Jerry Wilson, president of Premier Adjusters Inc, is rumored to enjoy pig pornography so much that he forced his employees to watch a video featuring a woman engaging in sexual activity with a swine, according to The Houston Press. In addition to this questionable activity, Wilson also allegedly sent pictures of his genitals to a few of his female workers. However, the high point of these interactions came when Wilson reportedly asked one woman if she a “big ole gooden or a good ole biggen.”
Not surprisingly, the women who were subjected to Wilson’s antics experienced some mental trauma, the lawsuit explains. In addition to battling “severe emotional distress”, the women also suffered “nausea, sleeplessness, night terrors, loss of sexual desire, depression, and loss of enjoyment of life.” Although you may think this is an open and shut case, pinning the tail on Wilson has been a bit more difficult than the plaintiffs imagined.
Beth Parchman, the woman who originally brought the suit against Wilson, has been dropped from the case after failing to provide medical evidence of her emotional distress. Attorney David Mestemaker, who is leading the charge against Parchman’s former employer, says his client did not produce proper medical evidence in accordance with the Texas Labor Law.
“He was texting me pictures of his…of his — stuff,” Parchman told The Houston Post in regards to Wilson’s alleged behavior. “Implying that he was masturbating and sending me pictures all over. He’s a total and complete pig. He’s insane. Completely insane.” She also believes that Mestemaker may have accepted bribes from Wilson, which may explain why she was dropped from the case.
Mestemaker, meanwhile, claims he did nothing of the sort. He also states he never told Parchman to not worry about the medical records. “I’ve never been paid a penny on this case, and it’s cost a significant amount of my money developing this case,” he explained.

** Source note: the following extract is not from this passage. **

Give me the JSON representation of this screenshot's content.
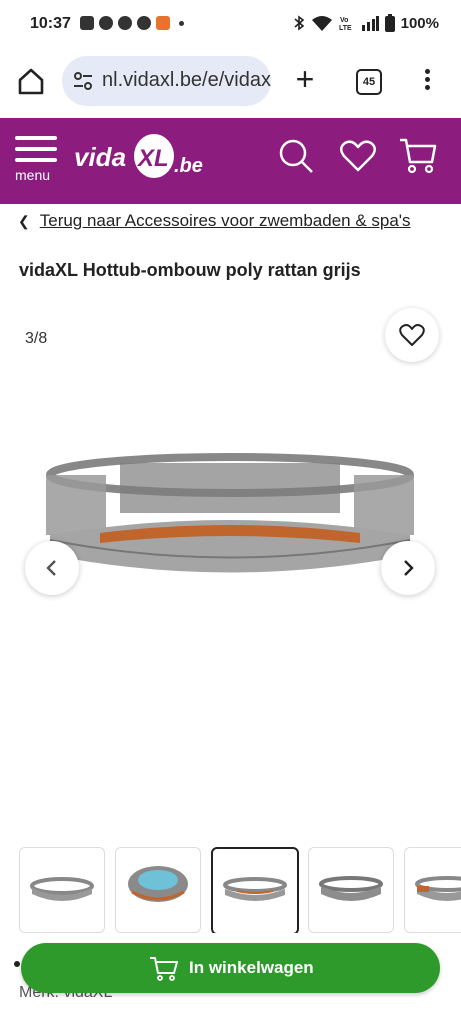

The lawyer is currently moving forward with the suit against Wilson, which is rumored to head into the court system this November.